→ **WHAT TO DO**
Collect all lines from the listing that include the string "Virtual".

→ **RECORDS FOR THE TASK**

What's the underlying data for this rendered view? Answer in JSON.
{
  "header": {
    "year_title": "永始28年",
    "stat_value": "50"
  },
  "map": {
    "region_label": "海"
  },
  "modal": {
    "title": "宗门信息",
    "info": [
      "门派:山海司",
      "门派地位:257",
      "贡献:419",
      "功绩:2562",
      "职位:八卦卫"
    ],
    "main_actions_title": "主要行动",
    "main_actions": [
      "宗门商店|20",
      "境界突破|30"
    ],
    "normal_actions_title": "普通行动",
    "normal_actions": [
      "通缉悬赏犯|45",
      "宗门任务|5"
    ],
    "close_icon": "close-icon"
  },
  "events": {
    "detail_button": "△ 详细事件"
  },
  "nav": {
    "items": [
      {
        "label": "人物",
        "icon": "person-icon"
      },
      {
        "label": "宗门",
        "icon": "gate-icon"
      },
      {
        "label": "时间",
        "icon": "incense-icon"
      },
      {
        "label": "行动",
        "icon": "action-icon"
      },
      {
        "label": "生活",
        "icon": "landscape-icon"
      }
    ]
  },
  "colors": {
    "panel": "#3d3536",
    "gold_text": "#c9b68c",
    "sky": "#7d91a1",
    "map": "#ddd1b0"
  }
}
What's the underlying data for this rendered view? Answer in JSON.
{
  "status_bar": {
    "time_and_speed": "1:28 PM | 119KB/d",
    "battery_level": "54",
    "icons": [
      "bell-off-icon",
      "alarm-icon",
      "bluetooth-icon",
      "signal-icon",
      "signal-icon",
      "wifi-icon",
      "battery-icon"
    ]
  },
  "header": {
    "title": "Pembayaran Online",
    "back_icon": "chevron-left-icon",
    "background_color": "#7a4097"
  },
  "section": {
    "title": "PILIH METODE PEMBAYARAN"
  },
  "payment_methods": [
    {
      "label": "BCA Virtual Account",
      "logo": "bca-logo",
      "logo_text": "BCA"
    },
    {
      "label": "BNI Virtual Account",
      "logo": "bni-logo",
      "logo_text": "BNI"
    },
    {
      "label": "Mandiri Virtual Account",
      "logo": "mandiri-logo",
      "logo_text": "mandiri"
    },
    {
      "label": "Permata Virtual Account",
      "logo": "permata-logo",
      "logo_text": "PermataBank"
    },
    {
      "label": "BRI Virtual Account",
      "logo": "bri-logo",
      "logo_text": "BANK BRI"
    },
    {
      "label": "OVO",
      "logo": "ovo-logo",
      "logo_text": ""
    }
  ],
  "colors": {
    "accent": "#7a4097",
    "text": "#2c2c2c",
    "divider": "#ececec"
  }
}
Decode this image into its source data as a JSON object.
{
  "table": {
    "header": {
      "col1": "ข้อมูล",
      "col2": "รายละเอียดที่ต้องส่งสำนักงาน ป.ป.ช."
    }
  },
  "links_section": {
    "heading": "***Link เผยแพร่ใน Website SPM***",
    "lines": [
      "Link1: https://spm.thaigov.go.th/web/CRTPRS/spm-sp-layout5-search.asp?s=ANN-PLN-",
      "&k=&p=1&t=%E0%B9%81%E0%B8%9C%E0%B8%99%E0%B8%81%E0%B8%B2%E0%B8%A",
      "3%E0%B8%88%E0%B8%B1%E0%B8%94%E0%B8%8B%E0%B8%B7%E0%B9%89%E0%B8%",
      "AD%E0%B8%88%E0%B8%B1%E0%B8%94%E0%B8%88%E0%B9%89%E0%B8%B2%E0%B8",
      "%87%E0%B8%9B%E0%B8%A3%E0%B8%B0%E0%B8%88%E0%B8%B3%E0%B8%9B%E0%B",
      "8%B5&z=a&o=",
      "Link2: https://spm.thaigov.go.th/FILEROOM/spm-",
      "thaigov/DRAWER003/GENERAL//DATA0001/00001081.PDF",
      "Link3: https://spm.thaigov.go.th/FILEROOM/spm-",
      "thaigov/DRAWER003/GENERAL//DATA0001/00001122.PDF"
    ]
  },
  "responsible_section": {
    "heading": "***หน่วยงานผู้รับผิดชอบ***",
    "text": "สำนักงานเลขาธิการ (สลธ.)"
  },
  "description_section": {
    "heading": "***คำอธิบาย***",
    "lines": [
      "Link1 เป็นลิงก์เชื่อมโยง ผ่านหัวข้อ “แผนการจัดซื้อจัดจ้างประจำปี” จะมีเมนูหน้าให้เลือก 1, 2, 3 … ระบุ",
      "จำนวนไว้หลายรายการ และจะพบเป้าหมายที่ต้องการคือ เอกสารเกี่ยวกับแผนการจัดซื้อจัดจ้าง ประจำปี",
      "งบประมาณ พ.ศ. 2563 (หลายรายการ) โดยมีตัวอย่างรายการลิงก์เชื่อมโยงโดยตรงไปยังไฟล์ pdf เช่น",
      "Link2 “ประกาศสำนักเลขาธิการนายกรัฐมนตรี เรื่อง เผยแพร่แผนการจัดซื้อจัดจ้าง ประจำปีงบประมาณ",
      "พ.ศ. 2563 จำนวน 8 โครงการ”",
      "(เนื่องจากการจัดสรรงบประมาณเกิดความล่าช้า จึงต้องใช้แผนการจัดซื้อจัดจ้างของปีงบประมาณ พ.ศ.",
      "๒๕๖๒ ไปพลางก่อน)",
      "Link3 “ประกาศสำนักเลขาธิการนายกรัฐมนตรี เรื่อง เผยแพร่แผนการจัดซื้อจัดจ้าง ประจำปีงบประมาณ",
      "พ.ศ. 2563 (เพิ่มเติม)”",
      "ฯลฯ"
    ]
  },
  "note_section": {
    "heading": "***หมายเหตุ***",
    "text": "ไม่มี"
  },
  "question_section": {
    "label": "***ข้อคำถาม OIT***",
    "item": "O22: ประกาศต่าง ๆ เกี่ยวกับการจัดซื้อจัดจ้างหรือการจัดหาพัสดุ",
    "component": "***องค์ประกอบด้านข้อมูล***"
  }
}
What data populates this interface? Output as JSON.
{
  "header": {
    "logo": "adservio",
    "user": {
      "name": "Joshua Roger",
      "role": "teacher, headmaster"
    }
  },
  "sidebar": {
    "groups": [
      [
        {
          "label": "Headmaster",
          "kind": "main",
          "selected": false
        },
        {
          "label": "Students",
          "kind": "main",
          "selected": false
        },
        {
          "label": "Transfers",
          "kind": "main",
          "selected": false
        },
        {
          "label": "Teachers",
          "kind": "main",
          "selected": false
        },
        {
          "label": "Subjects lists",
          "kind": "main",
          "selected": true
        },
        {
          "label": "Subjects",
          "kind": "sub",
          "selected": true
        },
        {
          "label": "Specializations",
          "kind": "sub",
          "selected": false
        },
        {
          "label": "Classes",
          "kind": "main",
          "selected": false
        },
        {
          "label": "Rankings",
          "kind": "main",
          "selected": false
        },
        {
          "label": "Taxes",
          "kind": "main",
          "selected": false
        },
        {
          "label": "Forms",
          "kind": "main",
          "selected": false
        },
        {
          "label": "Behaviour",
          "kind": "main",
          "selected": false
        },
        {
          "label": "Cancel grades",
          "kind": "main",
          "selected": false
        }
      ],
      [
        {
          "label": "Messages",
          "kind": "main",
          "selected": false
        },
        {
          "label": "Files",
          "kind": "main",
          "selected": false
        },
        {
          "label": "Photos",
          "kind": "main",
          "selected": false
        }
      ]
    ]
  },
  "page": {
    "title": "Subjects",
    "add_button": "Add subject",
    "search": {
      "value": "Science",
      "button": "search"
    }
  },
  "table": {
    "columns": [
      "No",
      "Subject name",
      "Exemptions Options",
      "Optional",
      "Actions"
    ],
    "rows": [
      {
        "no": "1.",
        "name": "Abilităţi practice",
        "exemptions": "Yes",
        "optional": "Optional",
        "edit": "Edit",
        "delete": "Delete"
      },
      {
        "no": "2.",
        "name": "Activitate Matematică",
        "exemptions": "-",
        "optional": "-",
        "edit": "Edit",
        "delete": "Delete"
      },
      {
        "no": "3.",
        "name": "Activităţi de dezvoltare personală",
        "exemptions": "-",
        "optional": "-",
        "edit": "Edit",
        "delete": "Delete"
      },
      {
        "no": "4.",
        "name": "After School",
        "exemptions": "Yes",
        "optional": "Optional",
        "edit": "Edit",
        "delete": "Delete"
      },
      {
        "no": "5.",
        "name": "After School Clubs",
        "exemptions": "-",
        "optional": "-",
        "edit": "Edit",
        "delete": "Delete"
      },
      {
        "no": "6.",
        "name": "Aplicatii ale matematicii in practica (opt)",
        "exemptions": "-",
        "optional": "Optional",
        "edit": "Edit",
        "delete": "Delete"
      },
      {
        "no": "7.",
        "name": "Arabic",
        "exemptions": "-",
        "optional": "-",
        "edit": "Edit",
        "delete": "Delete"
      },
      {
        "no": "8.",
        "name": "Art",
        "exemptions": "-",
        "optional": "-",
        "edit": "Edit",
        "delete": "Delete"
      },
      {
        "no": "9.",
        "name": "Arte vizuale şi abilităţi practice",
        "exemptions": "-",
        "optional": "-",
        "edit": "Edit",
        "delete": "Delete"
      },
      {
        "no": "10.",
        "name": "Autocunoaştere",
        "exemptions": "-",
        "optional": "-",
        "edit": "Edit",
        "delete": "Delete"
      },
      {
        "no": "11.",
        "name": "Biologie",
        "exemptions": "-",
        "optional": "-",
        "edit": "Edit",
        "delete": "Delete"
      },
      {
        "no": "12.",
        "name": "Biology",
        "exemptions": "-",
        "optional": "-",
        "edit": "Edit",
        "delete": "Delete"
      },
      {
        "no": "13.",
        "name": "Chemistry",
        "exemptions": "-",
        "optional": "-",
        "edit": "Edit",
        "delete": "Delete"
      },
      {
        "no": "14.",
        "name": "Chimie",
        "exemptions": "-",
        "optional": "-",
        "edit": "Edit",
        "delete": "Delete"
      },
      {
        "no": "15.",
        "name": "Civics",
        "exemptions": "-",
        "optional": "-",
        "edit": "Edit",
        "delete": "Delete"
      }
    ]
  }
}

→ **WRITTEN SOLUTION**
      "label": "BCA Virtual Account",
      "label": "BNI Virtual Account",
      "label": "Mandiri Virtual Account",
      "label": "Permata Virtual Account",
      "label": "BRI Virtual Account",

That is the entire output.